§ **Work task**
Only the text of the records belongs in the answer, copied exactly, with every picture omitted.
───── Supplied entries
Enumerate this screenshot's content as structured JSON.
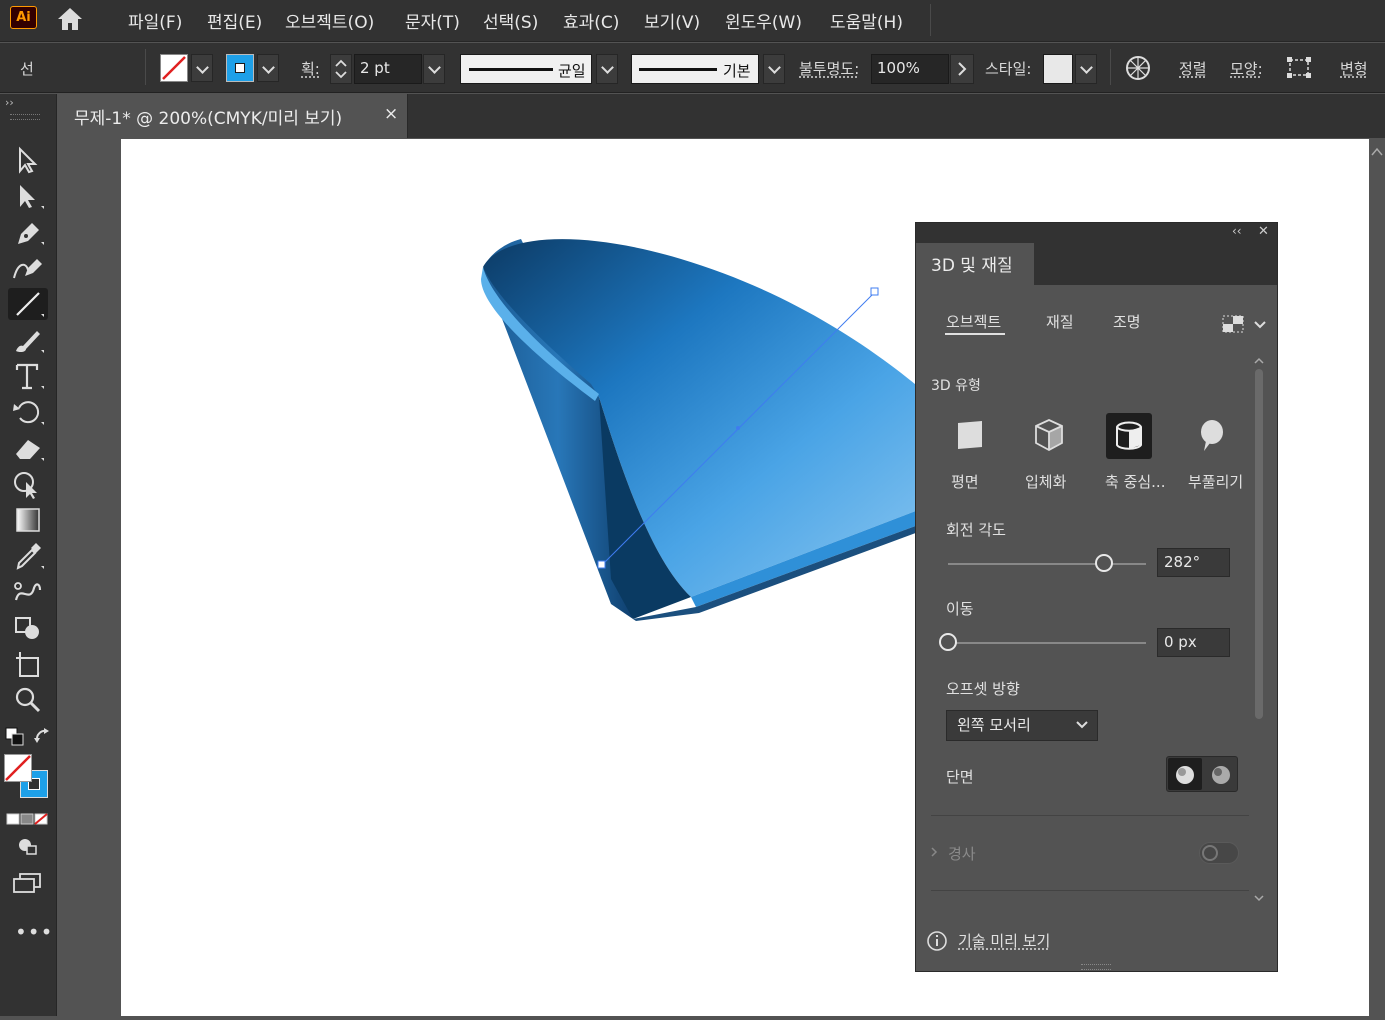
{
  "app": {
    "logo": "Ai"
  },
  "menu": [
    "파일(F)",
    "편집(E)",
    "오브젝트(O)",
    "문자(T)",
    "선택(S)",
    "효과(C)",
    "보기(V)",
    "윈도우(W)",
    "도움말(H)"
  ],
  "control_bar": {
    "selection_label": "선",
    "stroke_weight_label": "획:",
    "stroke_weight_value": "2 pt",
    "profile_label": "균일",
    "brush_label": "기본",
    "opacity_label": "불투명도:",
    "opacity_value": "100%",
    "style_label": "스타일:",
    "align_label": "정렬",
    "shape_label": "모양:",
    "transform_label": "변형"
  },
  "document_tab": {
    "title": "무제-1* @ 200%(CMYK/미리 보기)",
    "close": "×"
  },
  "panel": {
    "title": "3D 및 재질",
    "tabs": [
      "오브젝트",
      "재질",
      "조명"
    ],
    "section_3d_type": "3D 유형",
    "types": [
      {
        "label": "평면",
        "icon": "plane-icon"
      },
      {
        "label": "입체화",
        "icon": "extrude-icon"
      },
      {
        "label": "축 중심...",
        "icon": "revolve-icon",
        "active": true
      },
      {
        "label": "부풀리기",
        "icon": "inflate-icon"
      }
    ],
    "rotation_label": "회전 각도",
    "rotation_value": "282°",
    "rotation_fraction": 0.79,
    "move_label": "이동",
    "move_value": "0 px",
    "move_fraction": 0.0,
    "offset_label": "오프셋 방향",
    "offset_value": "왼쪽 모서리",
    "cap_label": "단면",
    "bevel_label": "경사",
    "bevel_on": false,
    "preview_label": "기술 미리 보기",
    "collapse": "‹‹",
    "close": "✕"
  },
  "colors": {
    "accent": "#1473e6",
    "object_blue": "#2b8fd6"
  }
}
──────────
§ **Reply**
Enumerate this screenshot's content as structured JSON.
{
  "app": {
    "logo": "Ai"
  },
  "menu": [
    "파일(F)",
    "편집(E)",
    "오브젝트(O)",
    "문자(T)",
    "선택(S)",
    "효과(C)",
    "보기(V)",
    "윈도우(W)",
    "도움말(H)"
  ],
  "control_bar": {
    "selection_label": "선",
    "stroke_weight_label": "획:",
    "stroke_weight_value": "2 pt",
    "profile_label": "균일",
    "brush_label": "기본",
    "opacity_label": "불투명도:",
    "opacity_value": "100%",
    "style_label": "스타일:",
    "align_label": "정렬",
    "shape_label": "모양:",
    "transform_label": "변형"
  },
  "document_tab": {
    "title": "무제-1* @ 200%(CMYK/미리 보기)",
    "close": "×"
  },
  "panel": {
    "title": "3D 및 재질",
    "tabs": [
      "오브젝트",
      "재질",
      "조명"
    ],
    "section_3d_type": "3D 유형",
    "types": [
      {
        "label": "평면",
        "icon": "plane-icon"
      },
      {
        "label": "입체화",
        "icon": "extrude-icon"
      },
      {
        "label": "축 중심...",
        "icon": "revolve-icon",
        "active": true
      },
      {
        "label": "부풀리기",
        "icon": "inflate-icon"
      }
    ],
    "rotation_label": "회전 각도",
    "rotation_value": "282°",
    "rotation_fraction": 0.79,
    "move_label": "이동",
    "move_value": "0 px",
    "move_fraction": 0.0,
    "offset_label": "오프셋 방향",
    "offset_value": "왼쪽 모서리",
    "cap_label": "단면",
    "bevel_label": "경사",
    "bevel_on": false,
    "preview_label": "기술 미리 보기",
    "collapse": "‹‹",
    "close": "✕"
  },
  "colors": {
    "accent": "#1473e6",
    "object_blue": "#2b8fd6"
  }
}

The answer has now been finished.